Task to carry out: Present the lines below again, exactly as they stand.

[Stored entries]
"""

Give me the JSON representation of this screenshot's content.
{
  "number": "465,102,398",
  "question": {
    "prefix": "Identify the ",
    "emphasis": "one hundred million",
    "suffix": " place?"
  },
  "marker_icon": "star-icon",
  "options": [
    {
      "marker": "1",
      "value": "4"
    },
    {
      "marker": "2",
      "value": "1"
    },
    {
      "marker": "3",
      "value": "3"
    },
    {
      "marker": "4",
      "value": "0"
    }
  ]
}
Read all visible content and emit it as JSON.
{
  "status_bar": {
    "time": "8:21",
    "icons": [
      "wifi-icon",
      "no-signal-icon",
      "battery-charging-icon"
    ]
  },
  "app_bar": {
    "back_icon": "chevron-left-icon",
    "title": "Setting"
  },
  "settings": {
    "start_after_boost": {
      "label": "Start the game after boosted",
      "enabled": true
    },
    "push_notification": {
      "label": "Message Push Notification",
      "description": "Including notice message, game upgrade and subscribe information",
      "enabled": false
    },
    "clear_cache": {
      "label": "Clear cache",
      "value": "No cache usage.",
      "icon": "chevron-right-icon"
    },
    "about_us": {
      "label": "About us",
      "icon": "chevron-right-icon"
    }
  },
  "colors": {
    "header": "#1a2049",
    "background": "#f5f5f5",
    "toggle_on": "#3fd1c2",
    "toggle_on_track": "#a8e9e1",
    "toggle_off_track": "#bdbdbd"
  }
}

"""

Answer box:
Give me the JSON representation of this screenshot's content.
{
  "number": "465,102,398",
  "question": {
    "prefix": "Identify the ",
    "emphasis": "one hundred million",
    "suffix": " place?"
  },
  "marker_icon": "star-icon",
  "options": [
    {
      "marker": "1",
      "value": "4"
    },
    {
      "marker": "2",
      "value": "1"
    },
    {
      "marker": "3",
      "value": "3"
    },
    {
      "marker": "4",
      "value": "0"
    }
  ]
}
Read all visible content and emit it as JSON.
{
  "status_bar": {
    "time": "8:21",
    "icons": [
      "wifi-icon",
      "no-signal-icon",
      "battery-charging-icon"
    ]
  },
  "app_bar": {
    "back_icon": "chevron-left-icon",
    "title": "Setting"
  },
  "settings": {
    "start_after_boost": {
      "label": "Start the game after boosted",
      "enabled": true
    },
    "push_notification": {
      "label": "Message Push Notification",
      "description": "Including notice message, game upgrade and subscribe information",
      "enabled": false
    },
    "clear_cache": {
      "label": "Clear cache",
      "value": "No cache usage.",
      "icon": "chevron-right-icon"
    },
    "about_us": {
      "label": "About us",
      "icon": "chevron-right-icon"
    }
  },
  "colors": {
    "header": "#1a2049",
    "background": "#f5f5f5",
    "toggle_on": "#3fd1c2",
    "toggle_on_track": "#a8e9e1",
    "toggle_off_track": "#bdbdbd"
  }
}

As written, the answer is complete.